_Brief_
Take every line from the material that has the word "level" in it.

[[ Task input open ]]

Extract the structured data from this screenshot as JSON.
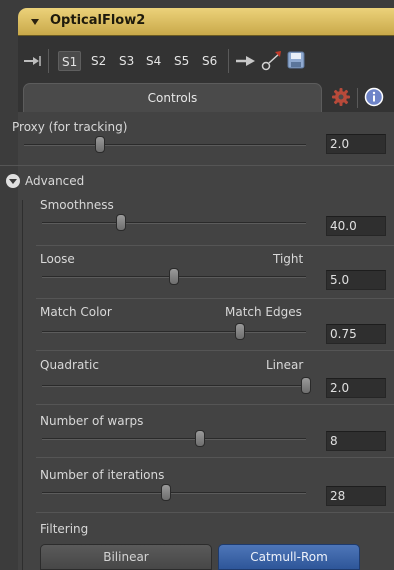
{
  "node": {
    "title": "OpticalFlow2"
  },
  "toolbar": {
    "slots": [
      "S1",
      "S2",
      "S3",
      "S4",
      "S5",
      "S6"
    ],
    "active_slot": "S1"
  },
  "tabs": {
    "controls_label": "Controls"
  },
  "proxy": {
    "label": "Proxy (for tracking)",
    "value": "2.0",
    "level": 0.27
  },
  "advanced": {
    "label": "Advanced"
  },
  "smoothness": {
    "label": "Smoothness",
    "value": "40.0",
    "level": 0.3
  },
  "loose_tight": {
    "left_label": "Loose",
    "right_label": "Tight",
    "value": "5.0",
    "level": 0.5
  },
  "match": {
    "left_label": "Match Color",
    "right_label": "Match Edges",
    "value": "0.75",
    "level": 0.75
  },
  "quadratic_linear": {
    "left_label": "Quadratic",
    "right_label": "Linear",
    "value": "2.0",
    "level": 1.0
  },
  "warps": {
    "label": "Number of warps",
    "value": "8",
    "level": 0.6
  },
  "iterations": {
    "label": "Number of iterations",
    "value": "28",
    "level": 0.47
  },
  "filtering": {
    "label": "Filtering",
    "options": [
      "Bilinear",
      "Catmull-Rom"
    ],
    "selected": "Catmull-Rom"
  },
  "colors": {
    "title_bar": "#d8bb5c",
    "panel_bg": "#434343",
    "accent_blue": "#3a63a8",
    "gear_red": "#b84a3a"
  }
}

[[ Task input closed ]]

_Result of this task_
    "level": 0.27
    "level": 0.3
    "level": 0.5
    "level": 0.75
    "level": 1.0
    "level": 0.6
    "level": 0.47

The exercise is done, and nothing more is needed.